--- START ---

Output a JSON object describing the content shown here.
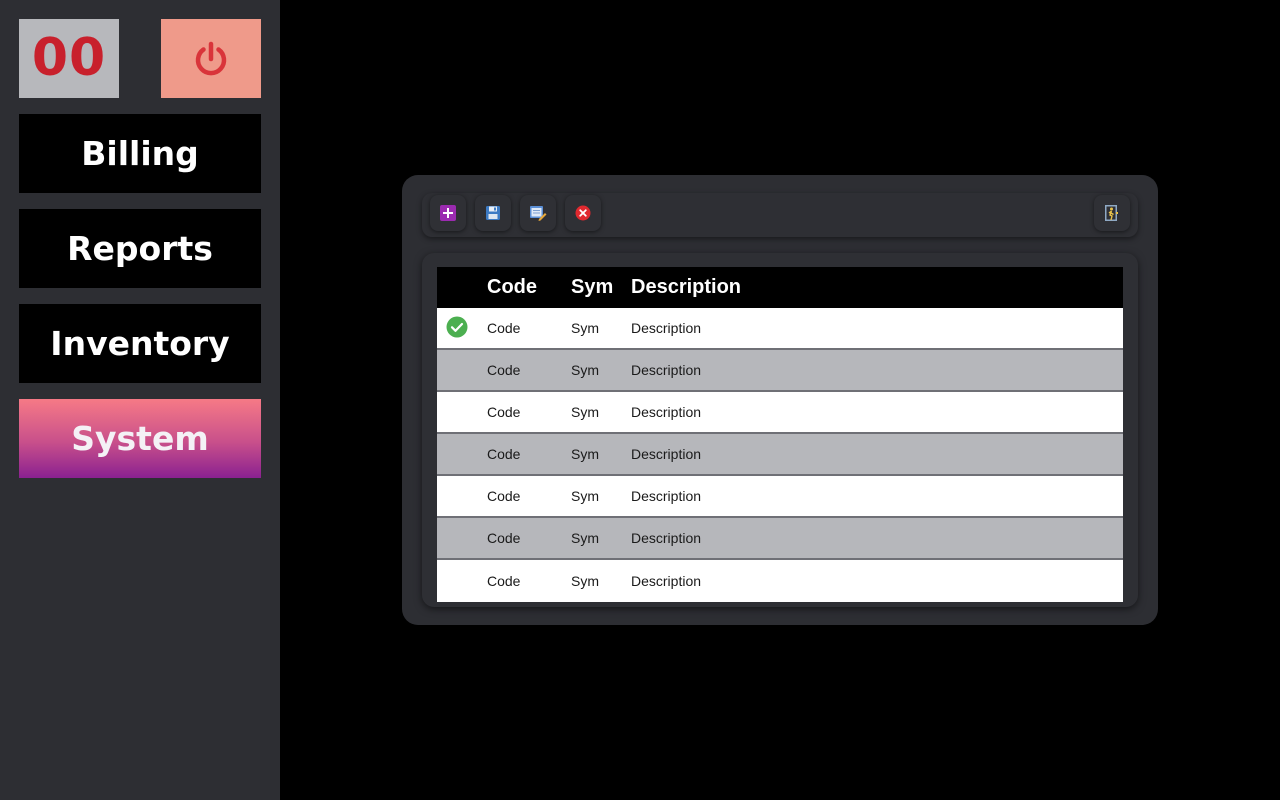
{
  "counter": {
    "value": "00"
  },
  "nav": {
    "items": [
      {
        "label": "Billing"
      },
      {
        "label": "Reports"
      },
      {
        "label": "Inventory"
      },
      {
        "label": "System"
      }
    ],
    "active": "System"
  },
  "toolbar": {
    "icons": [
      "add-icon",
      "save-icon",
      "edit-icon",
      "delete-icon",
      "exit-icon"
    ]
  },
  "table": {
    "headers": {
      "code": "Code",
      "sym": "Sym",
      "description": "Description"
    },
    "rows": [
      {
        "code": "Code",
        "sym": "Sym",
        "description": "Description",
        "selected": true
      },
      {
        "code": "Code",
        "sym": "Sym",
        "description": "Description"
      },
      {
        "code": "Code",
        "sym": "Sym",
        "description": "Description"
      },
      {
        "code": "Code",
        "sym": "Sym",
        "description": "Description"
      },
      {
        "code": "Code",
        "sym": "Sym",
        "description": "Description"
      },
      {
        "code": "Code",
        "sym": "Sym",
        "description": "Description"
      },
      {
        "code": "Code",
        "sym": "Sym",
        "description": "Description"
      }
    ]
  },
  "colors": {
    "sidebar_bg": "#2d2e33",
    "counter_text": "#c8202c",
    "power_bg": "#ef9a8a",
    "active_gradient_top": "#f67a86",
    "active_gradient_bottom": "#8a2190",
    "check_green": "#4caf50"
  }
}
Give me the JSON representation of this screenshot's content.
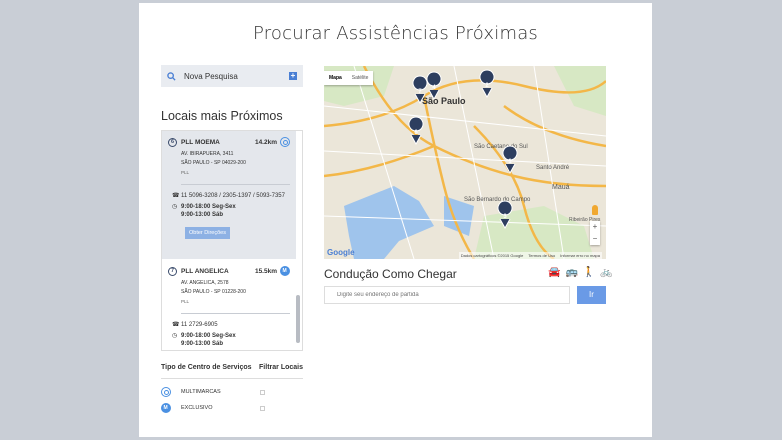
{
  "page": {
    "title": "Procurar Assistências Próximas"
  },
  "search": {
    "label": "Nova Pesquisa",
    "add_icon": "plus-icon"
  },
  "nearby": {
    "heading": "Locais mais Próximos"
  },
  "locations": [
    {
      "number": "6",
      "name": "PLL MOEMA",
      "distance": "14.2km",
      "type_icon": "multimarcas-icon",
      "street": "AV. IBIRAPUERA, 3411",
      "city": "SÃO PAULO - SP 04029-200",
      "brand": "PLL",
      "phones": "11 5096-3208 / 2305-1397 / 5093-7357",
      "hours1": "9:00-18:00 Seg-Sex",
      "hours2": "9:00-13:00 Sáb",
      "directions_label": "Obter Direções"
    },
    {
      "number": "7",
      "name": "PLL ANGELICA",
      "distance": "15.5km",
      "type_icon": "exclusivo-icon",
      "street": "AV. ANGELICA, 2578",
      "city": "SÃO PAULO - SP 01228-200",
      "brand": "PLL",
      "phones": "11 2729-6905",
      "hours1": "9:00-18:00 Seg-Sex",
      "hours2": "9:00-13:00 Sáb"
    }
  ],
  "filters": {
    "type_heading": "Tipo de Centro de Serviços",
    "filter_heading": "Filtrar Locais",
    "options": [
      {
        "label": "MULTIMARCAS",
        "icon": "multimarcas-icon",
        "checked": false
      },
      {
        "label": "EXCLUSIVO",
        "icon": "exclusivo-icon",
        "checked": false
      }
    ]
  },
  "map": {
    "tab_map": "Mapa",
    "tab_satellite": "Satélite",
    "city_labels": [
      "São Paulo",
      "São Caetano do Sul",
      "Santo André",
      "Mauá",
      "São Bernardo do Campo",
      "Ribeirão Pires"
    ],
    "markers": [
      "7",
      "4",
      "2",
      "6",
      "1",
      "3"
    ],
    "google": "Google",
    "footer_data": "Dados cartográficos ©2015 Google",
    "footer_terms": "Termos de Uso",
    "footer_report": "Informar erro no mapa",
    "zoom_in": "+",
    "zoom_out": "−"
  },
  "directions": {
    "heading": "Condução Como Chegar",
    "modes": [
      "car-icon",
      "bus-icon",
      "walk-icon",
      "bike-icon"
    ],
    "placeholder": "Digite seu endereço de partida",
    "go_label": "Ir"
  },
  "colors": {
    "accent": "#4a7fd4",
    "marker": "#2d3e5f",
    "road": "#f3b748"
  }
}
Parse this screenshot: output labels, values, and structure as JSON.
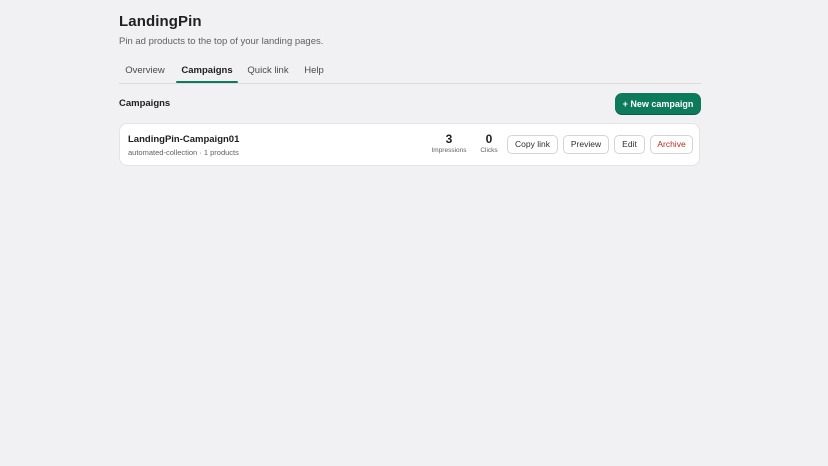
{
  "app": {
    "title": "LandingPin",
    "subtitle": "Pin ad products to the top of your landing pages."
  },
  "tabs": [
    {
      "label": "Overview",
      "active": false
    },
    {
      "label": "Campaigns",
      "active": true
    },
    {
      "label": "Quick link",
      "active": false
    },
    {
      "label": "Help",
      "active": false
    }
  ],
  "campaigns_section": {
    "title": "Campaigns",
    "new_button_label": "+ New campaign"
  },
  "campaign_rows": [
    {
      "name": "LandingPin-Campaign01",
      "meta": "automated-collection · 1 products",
      "impressions_value": "3",
      "impressions_label": "Impressions",
      "clicks_value": "0",
      "clicks_label": "Clicks",
      "actions": {
        "copy_link": "Copy link",
        "preview": "Preview",
        "edit": "Edit",
        "archive": "Archive"
      }
    }
  ],
  "colors": {
    "accent": "#0e7a5c",
    "danger": "#b42e1a",
    "background": "#f1f1f3"
  }
}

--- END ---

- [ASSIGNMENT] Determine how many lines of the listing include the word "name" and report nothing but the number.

- [ANSWER FOR THIS EXERCISE] 3